The Role of Nectar-Rich Flowers:

Nectar-rich flowers are the key to attracting hummingbirds to our gardens. Hummingbirds are particularly drawn to flowers in shades of red, orange, and pink. These colors act as beacons, signaling a bountiful nectar source. Choosing a variety of flowering plants that bloom at different times throughout the year ensures a continuous supply of food for hummingbirds. Native plants are especially beneficial, as they often provide a familiar and abundant nectar source.

Designing a Hummingbird-Friendly Garden:

Flower Selection: Incorporate a mix of hummingbird-friendly flowers in your garden. Some popular choices include bee balm, trumpet vine, salvia, fuchsia, and columbine. Aim for a diverse range of flower shapes and sizes to accommodate different hummingbird species.

Plant Placement: Cluster nectar-rich flowers together to create "nectar hotspots" that are easily accessible for hummingbirds. Consider the height and spread of plants, providing ample space for the birds to maneuver and feed. Place feeders near flower clusters to supplement natural nectar sources.

Seasonal Considerations: Plan your garden to provide a continuous supply of nectar throughout the seasons. Select flowers that bloom at different times, ensuring a consistent food source. Spring and fall migrations are critical periods, so prioritize planting flowers that coincide with these times.

Water Features: Hummingbirds are also attracted to water sources for bathing and drinking. Incorporate shallow bird baths, misters, or small fountains in your garden design. Ensure fresh water is available, and keep the water features clean and free of debris.

Crafting Homemade Hummingbird Food:

Homemade hummingbird food serves as an additional food source and supplement to natural nectar. The ideal recipe consists of white granulated sugar and water, with a ratio of 1 part sugar to 4 parts water. Boil the mixture, then let it cool before filling feeders. Avoid using honey, brown sugar, or artificial sweeteners, as they can be harmful to hummingbirds. Regularly replace the homemade nectar every three to five days to maintain freshness and prevent fermentation.

Maintenance and Conservation:

To sustain a hummingbird-friendly garden, consider the following tips:

Weed Control: Regularly remove invasive plants and weeds that can outcompete nectar-rich flowers, reducing their availability to hummingbirds.

Pesticide-Free Gardening: Avoid using pesticides and herbicides that can harm hummingbirds and their food sources. Embrace natural pest control methods, such as companion planting and biological controls, to maintain a balanced ecosystem.

Year-Round Care: Maintain your garden year-round by pruning, fertilizing, and mulching as necessary.
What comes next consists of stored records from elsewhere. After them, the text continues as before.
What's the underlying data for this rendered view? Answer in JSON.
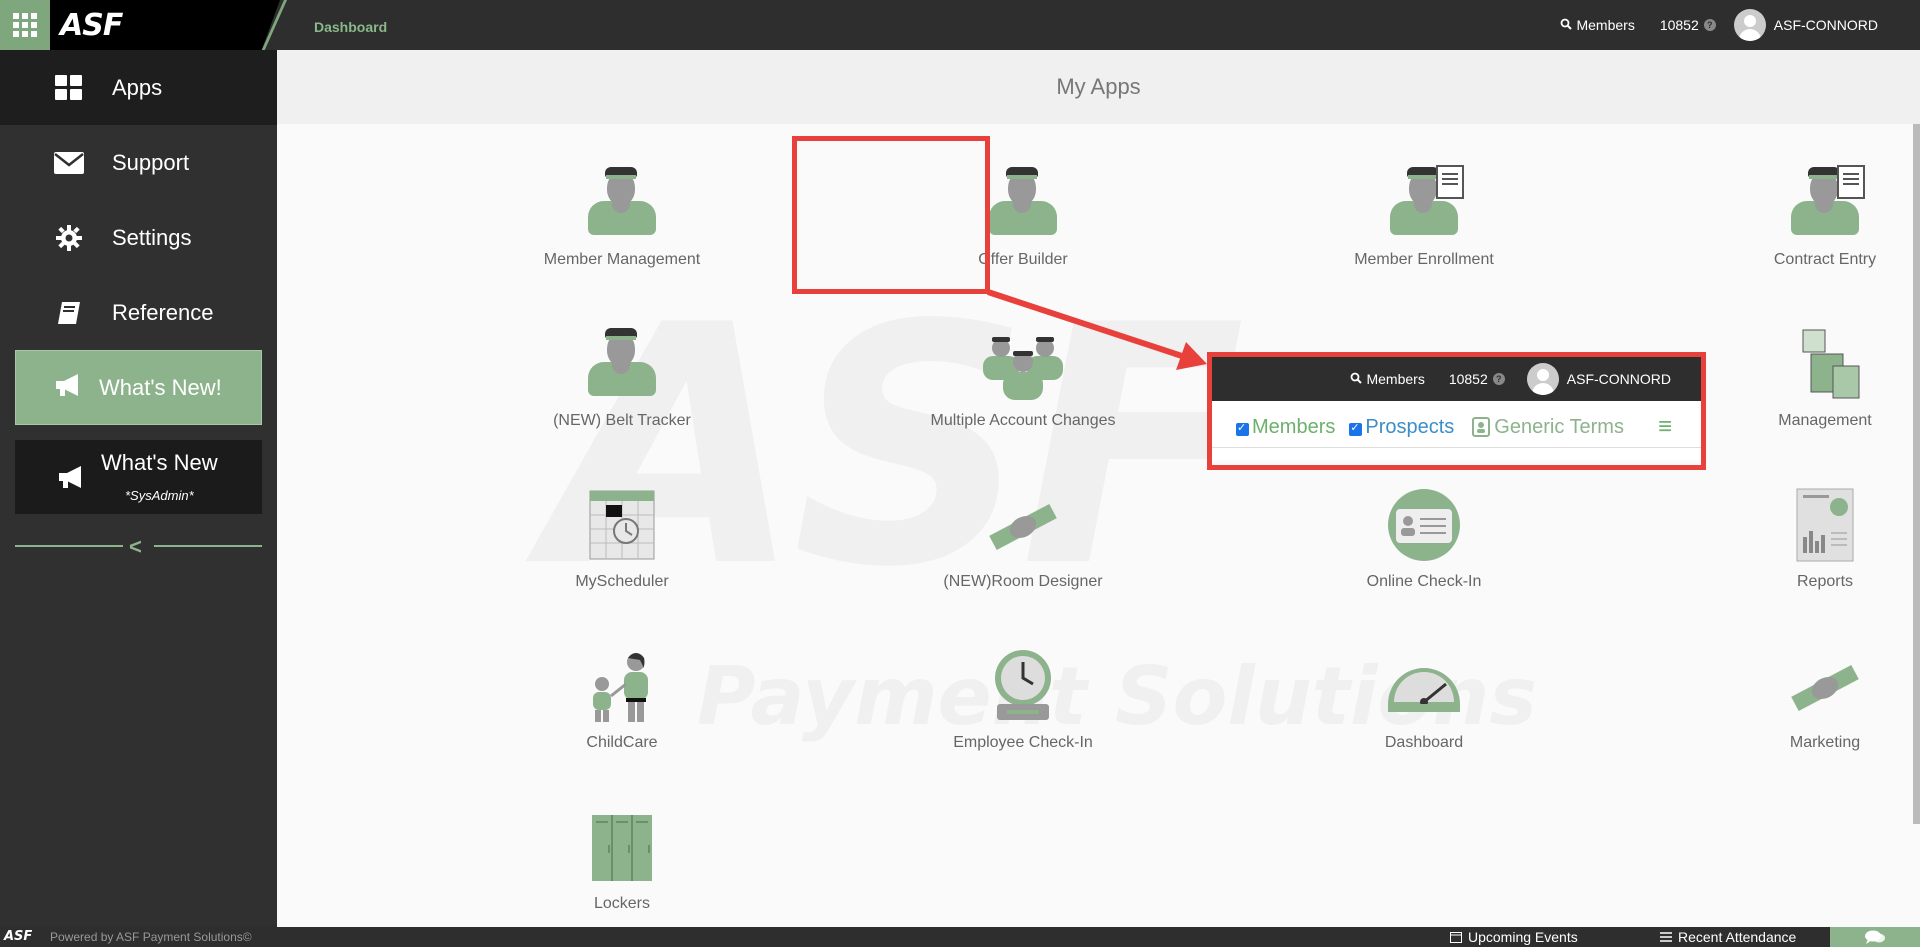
{
  "topbar": {
    "logo": "ASF",
    "breadcrumb": "Dashboard",
    "search_label": "Members",
    "count": "10852",
    "help": "?",
    "user": "ASF-CONNORD"
  },
  "sidebar": {
    "items": [
      {
        "label": "Apps",
        "icon": "apps-grid-icon"
      },
      {
        "label": "Support",
        "icon": "envelope-icon"
      },
      {
        "label": "Settings",
        "icon": "gear-icon"
      },
      {
        "label": "Reference",
        "icon": "book-icon"
      }
    ],
    "whats_new": "What's New!",
    "whats_new_admin": "What's New",
    "whats_new_admin_sub": "*SysAdmin*",
    "collapse": "<"
  },
  "main": {
    "title": "My Apps",
    "apps": [
      {
        "label": "Member Management"
      },
      {
        "label": "Offer Builder"
      },
      {
        "label": "Member Enrollment"
      },
      {
        "label": "Contract Entry"
      },
      {
        "label": "(NEW) Belt Tracker"
      },
      {
        "label": "Multiple Account Changes"
      },
      {
        "label": "Management"
      },
      {
        "label": "MyScheduler"
      },
      {
        "label": "(NEW)Room Designer"
      },
      {
        "label": "Online Check-In"
      },
      {
        "label": "Reports"
      },
      {
        "label": "ChildCare"
      },
      {
        "label": "Employee Check-In"
      },
      {
        "label": "Dashboard"
      },
      {
        "label": "Marketing"
      },
      {
        "label": "Lockers"
      }
    ]
  },
  "popup": {
    "search_label": "Members",
    "count": "10852",
    "user": "ASF-CONNORD",
    "tab_members": "Members",
    "tab_prospects": "Prospects",
    "tab_generic": "Generic Terms",
    "menu": "≡"
  },
  "footer": {
    "logo": "ASF",
    "powered": "Powered by ASF Payment Solutions©",
    "events": "Upcoming Events",
    "attendance": "Recent Attendance"
  },
  "colors": {
    "accent": "#8db38c",
    "highlight": "#e8413c",
    "bar": "#2e2e2e"
  }
}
Regularly monitor the health of plants, ensuring they are disease-free and vibrant.

Wildlife-Friendly Elements: Create a wildlife-friendly environment by incorporating nesting materials, providing sheltered areas, and avoiding excessive outdoor lighting that may disrupt the natural behavior of hummingbirds.
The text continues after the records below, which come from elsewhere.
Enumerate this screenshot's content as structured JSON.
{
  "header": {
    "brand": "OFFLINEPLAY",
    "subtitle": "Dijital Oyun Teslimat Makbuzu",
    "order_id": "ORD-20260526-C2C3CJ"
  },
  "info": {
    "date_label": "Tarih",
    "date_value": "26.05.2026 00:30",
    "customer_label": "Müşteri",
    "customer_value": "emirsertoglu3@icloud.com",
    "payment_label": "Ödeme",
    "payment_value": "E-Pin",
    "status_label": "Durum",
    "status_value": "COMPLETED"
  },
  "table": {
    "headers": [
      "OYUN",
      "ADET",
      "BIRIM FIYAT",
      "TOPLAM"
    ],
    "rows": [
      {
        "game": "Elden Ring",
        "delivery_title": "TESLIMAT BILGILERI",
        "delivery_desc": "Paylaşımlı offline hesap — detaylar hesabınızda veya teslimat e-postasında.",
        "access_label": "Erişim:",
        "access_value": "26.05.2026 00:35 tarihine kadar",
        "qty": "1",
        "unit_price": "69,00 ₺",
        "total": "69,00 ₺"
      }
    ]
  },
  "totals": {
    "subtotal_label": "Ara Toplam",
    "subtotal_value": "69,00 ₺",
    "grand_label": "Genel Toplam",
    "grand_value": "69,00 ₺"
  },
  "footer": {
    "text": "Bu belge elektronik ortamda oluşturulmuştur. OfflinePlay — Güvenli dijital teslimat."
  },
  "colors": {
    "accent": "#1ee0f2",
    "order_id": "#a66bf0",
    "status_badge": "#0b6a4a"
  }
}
Creating a hummingbird-friendly garden is a rewarding endeavor that brings beauty and life to your outdoor space. By selecting nectar-rich flowers, designing a garden that meets the needs of hummingbirds, and providing homemade hummingbird food as a supplement, we can attract and sustain these enchanting birds. Embrace the harmony between hummingbird food and garden design, and witness the beauty of these aerial wonders as they grace your garden with their presence.